They’re fabulous when planted in a container so go for the largest planter you can, preferably terracotta as the porous nature allows air and water to pass through the walls of the pot which will help guard against diseases caused by overwatering, or root rot. The only downside is that the soil will dry out quicker, so you’ll need to water more.
Don’t keep the pots in a dark corner – they need sunlight. When their foliage starts dying down towards winter, you can just move the pot to somewhere that their natural process of going dormant can continue normally.
How do you know when dormancy is? Well, once it’s finished flowering, reduce watering. The leaves will eventually turn yellow and then wither, which is when you stop watering for two months. Keep an eye on how many months have passed, and then start up again slowly!
An indication that your beauties are ready for a bigger pot is when the roots start to look crowded. Root-bound plants won’t thrive, so replant them if you notice an issue with their roots. Get a pot that is at least 5 – 7.5 cm deeper and wider than the old pot. When repotting, carefully lift the plants out of the smaller pot and gently place them into the larger one, watching out for their delicate roots. Then fill the new pot up with soil to around 2 – 3cm from the rim of the pot. Keep the soil moist consistently for a few days after repotting, ensuring it isn’t soggy or waterlogged.

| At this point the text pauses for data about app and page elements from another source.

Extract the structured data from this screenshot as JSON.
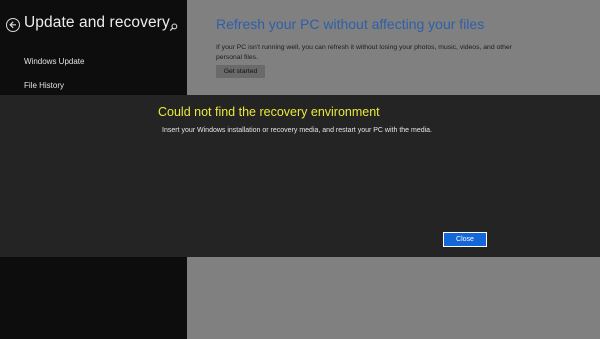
{
  "settings": {
    "title": "Update and recovery",
    "nav": [
      {
        "label": "Windows Update"
      },
      {
        "label": "File History"
      }
    ]
  },
  "content": {
    "title": "Refresh your PC without affecting your files",
    "description": "If your PC isn't running well, you can refresh it without losing your photos, music, videos, and other personal files.",
    "button_label": "Get started"
  },
  "dialog": {
    "title": "Could not find the recovery environment",
    "message": "Insert your Windows installation or recovery media, and restart your PC with the media.",
    "close_label": "Close"
  },
  "icons": {
    "back": "back-arrow-icon",
    "search": "search-icon"
  },
  "colors": {
    "accent_blue": "#1467d8",
    "dialog_title_yellow": "#e9e93a",
    "content_title_blue": "#2e5fa8"
  }
}
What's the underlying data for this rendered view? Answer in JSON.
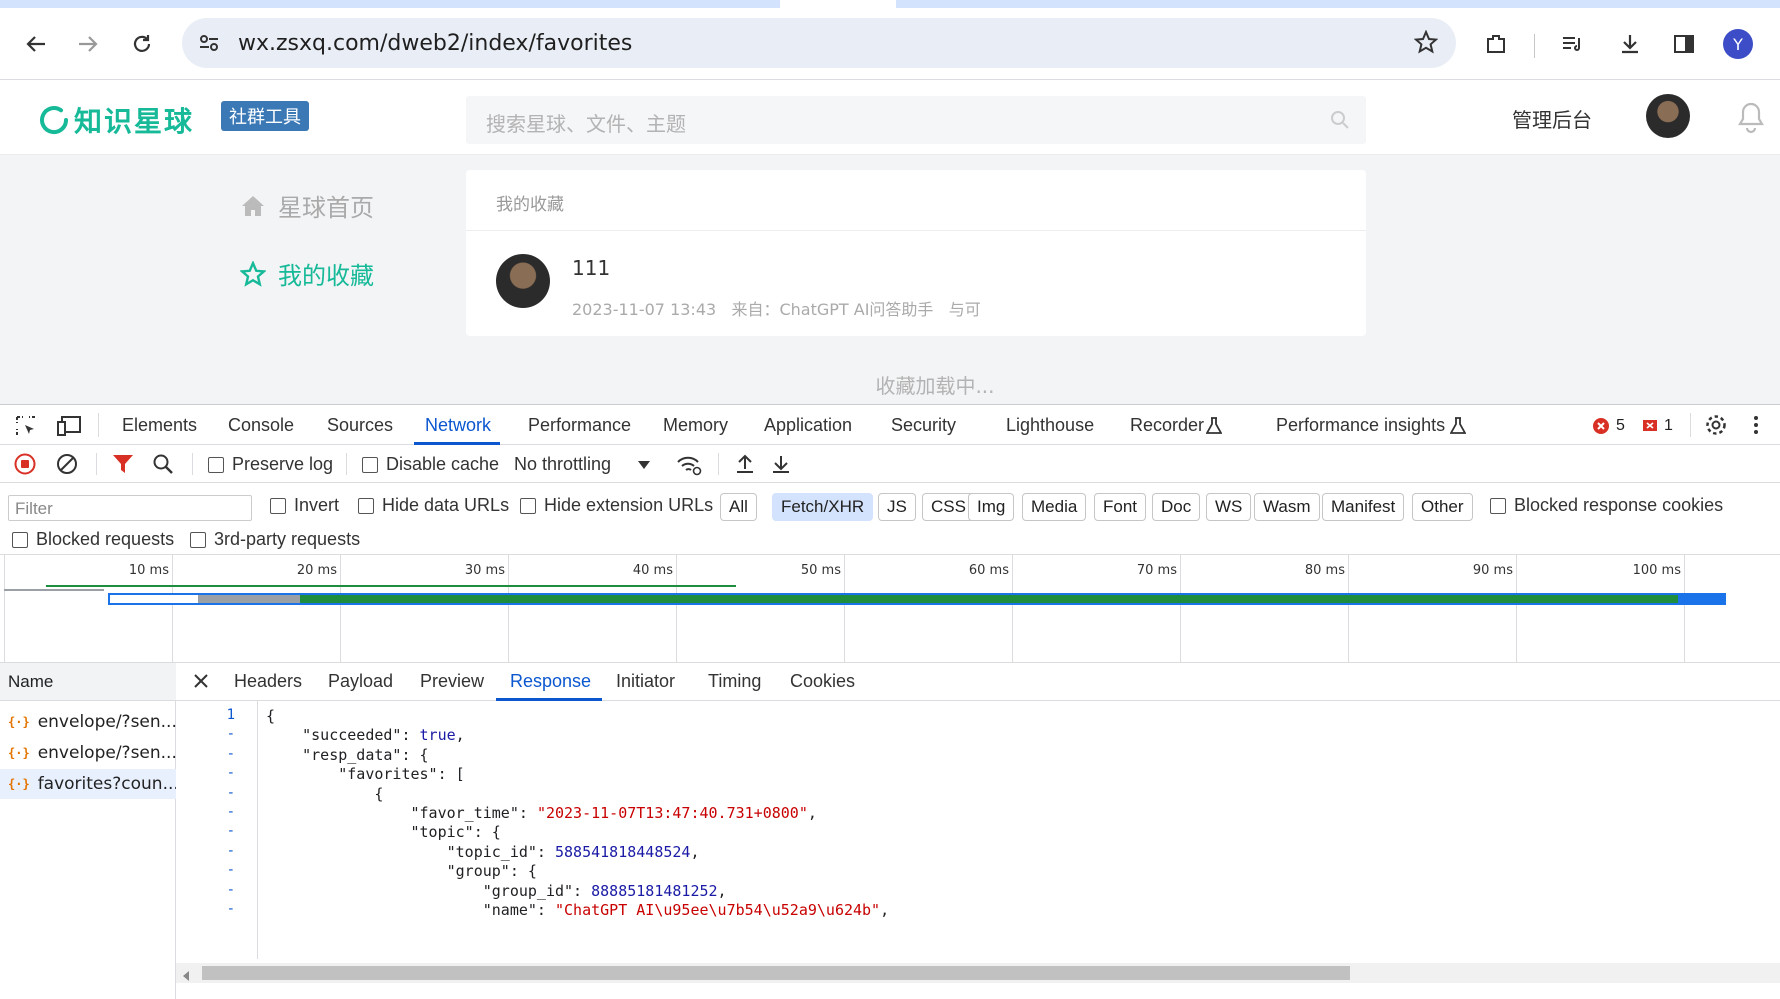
{
  "browser": {
    "url": "wx.zsxq.com/dweb2/index/favorites",
    "profile_initial": "Y"
  },
  "site": {
    "logo": "知识星球",
    "logo_badge": "社群工具",
    "search_placeholder": "搜索星球、文件、主题",
    "admin_link": "管理后台",
    "sidebar": [
      {
        "label": "星球首页",
        "icon": "home-icon",
        "active": false
      },
      {
        "label": "我的收藏",
        "icon": "star-icon",
        "active": true
      }
    ],
    "favorites_title": "我的收藏",
    "favorite": {
      "title": "111",
      "time": "2023-11-07 13:43",
      "source": "来自：ChatGPT AI问答助手",
      "author": "与可"
    },
    "loading": "收藏加载中..."
  },
  "devtools": {
    "tabs": [
      "Elements",
      "Console",
      "Sources",
      "Network",
      "Performance",
      "Memory",
      "Application",
      "Security",
      "Lighthouse",
      "Recorder",
      "Performance insights"
    ],
    "active_tab": "Network",
    "error_count": "5",
    "issue_count": "1",
    "toolbar": {
      "preserve_log": "Preserve log",
      "disable_cache": "Disable cache",
      "throttling": "No throttling"
    },
    "filter_placeholder": "Filter",
    "filter_options": {
      "invert": "Invert",
      "hide_data_urls": "Hide data URLs",
      "hide_extension_urls": "Hide extension URLs",
      "blocked_cookies": "Blocked response cookies",
      "blocked_requests": "Blocked requests",
      "third_party": "3rd-party requests"
    },
    "type_chips": [
      "All",
      "Fetch/XHR",
      "JS",
      "CSS",
      "Img",
      "Media",
      "Font",
      "Doc",
      "WS",
      "Wasm",
      "Manifest",
      "Other"
    ],
    "active_chip": "Fetch/XHR",
    "timeline_ticks": [
      "10 ms",
      "20 ms",
      "30 ms",
      "40 ms",
      "50 ms",
      "60 ms",
      "70 ms",
      "80 ms",
      "90 ms",
      "100 ms"
    ],
    "name_header": "Name",
    "requests": [
      "envelope/?sen...",
      "envelope/?sen...",
      "favorites?coun..."
    ],
    "selected_request": 2,
    "detail_tabs": [
      "Headers",
      "Payload",
      "Preview",
      "Response",
      "Initiator",
      "Timing",
      "Cookies"
    ],
    "active_detail_tab": "Response",
    "line_numbers": [
      "1",
      "-",
      "-",
      "-",
      "-",
      "-",
      "-",
      "-",
      "-",
      "-",
      "-"
    ],
    "response_lines": [
      "{",
      "    \"succeeded\": true,",
      "    \"resp_data\": {",
      "        \"favorites\": [",
      "            {",
      "                \"favor_time\": \"2023-11-07T13:47:40.731+0800\",",
      "                \"topic\": {",
      "                    \"topic_id\": 588541818448524,",
      "                    \"group\": {",
      "                        \"group_id\": 88885181481252,",
      "                        \"name\": \"ChatGPT AI\\u95ee\\u7b54\\u52a9\\u624b\","
    ]
  }
}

Keep in mind that all parts of the plant are poisonous, so you’ll want to keep them away from your pets and children
HOW TO CARE FOR THEM
Once you have planted your bulbs, just leave them to their own devices, as they’ll keep coming back year after year. Most important is to ensure that you give them some compost mulch in spring, and regular deep watering through the warmer seasons once the flowers have appeared until the end of the blooming season. Once they move into their dormant phase, hold off the watering as many varieties need a two month dry spell.
If however they have been watered, they may keep going and their foliage could be damaged by black frosts, especially in the colder regions of the country. Just cut this away once all danger of frost has passed.
As they’re dormant during cold winter months, this means they’re fairly hardy. Do keep in mind that the colourful hybrids are less hardy, so if you have a very cold garden, protect them with hessian or straw.
Tubers of the hybrids will remain true to their colour, but we’d suggest that you remove all dead flowers so that they don’t set seed, as any that germinate generally results in indistinct colours coming through.
Do take some time out to remove dead and decaying debris from around the plants as this serves as a food source for fungal pathogens and as a hiding place for pests.
When cutting flowers for the vase, don’t use a knife to cut them off the plant as water could get into the remaining stem and could lead to tuber rot. Get down to the base of the flower’s stem and pull it out. And do wear gloves to protect your hands from the sap.
PROBLEMS? NO PROBLEM!
If you don’t get any flowers coming up, the problem is probably too much nitrogen or is with the soil. Although they are happy in any rich, well-draining soil, they are most content in soil that has a pH of between 6.0 – 6.5. So if you’re soil is high on either side, you’ll need to amend the pH.
If the soil is within those limits, it may be a case of overwatering. The soil needs to be moist, not sodden. This could also lead to fungal infections of the plant.
Too much nitrogen in the fertiliser may also lead to browning on the edges of the leaves, as well as drooping stems and flowers.
And of course, if it isn’t getting enough light indoors or sunlight outdoors, you’ll need to move the plant – bearing in mind that any changes will still mean about four weeks before flowers may be produced.